Here, Mark raises a very important question. What is the actual motivation behind the bizarre doctrinal shift? I have been speaking with several people lately and have been surprised to find that nearly everyone I know always assumed Jehovah was the Father, and when presented with the doctrine to the contrary either in Seminary or Sunday School have considered it to be an aberration, a quirk, something that sounds wrong and must be a mistake. Even people who by no means even attempt to be theologians naturally react this way. So what is the motivating force behind this unnatural and radically untraditional re-interpretation of scripture?

2 comments:

LifeOnaPlate said...

This is easily explained by the concept of Jehovah being a name-title. Because God and Jesus are one, it follows that we don't need to always differentiate between the two, or expect early writers to do so.

Jeff said...

That's not much of an explanation, more of a shrug, eh? If Jehovah is a name title, then what does it mean? It is closest to the Hebrew verb "to be", or "being" and yet the Torah declares "Jehovah is our God, Jehovah is One."

Jesus knew who Jehovah was, as is clear by his own usage of Old Testament scriptures, and all the Messianic prophecies are about Jehovah's ANOINTED SERVANT - The Messiah, or the Christ. The Messiah works for Jehovah.

The modern position of the LDS Curriculum simply shatters under this. If Jesus was "the great Jehovah of the Old Testament" then his Messiah has NOT YET COME. If we accept Jehovah as Father, then Jesus is a potential candidate to have fulfilled the Messianic prophecies.
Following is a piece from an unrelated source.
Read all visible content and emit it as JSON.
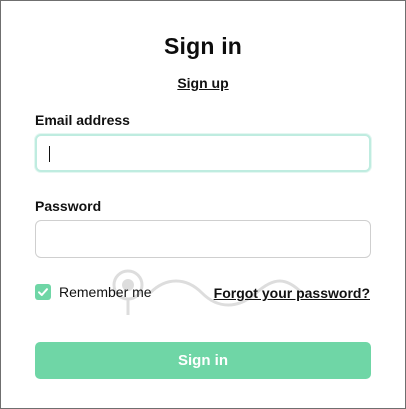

In light of such a plain reading of the text, the identity of Jehovah isn't nearly so fluid as people would have us think, but rather quite clear.

I expect early writers to use the divine name with great care, as they had it sealed upon their minds.

I no longer tow the party line on this one because I believe it is actually a great pride which is causing doctrinal errors to stack up and never be admitted to or given up. The Church is building itself a little pet monster out of false doctrine, and since it created it, it loves it and cares for it, and will not let it die, sadly, this seems to be true, even if it leads people to breaking the First Commandment.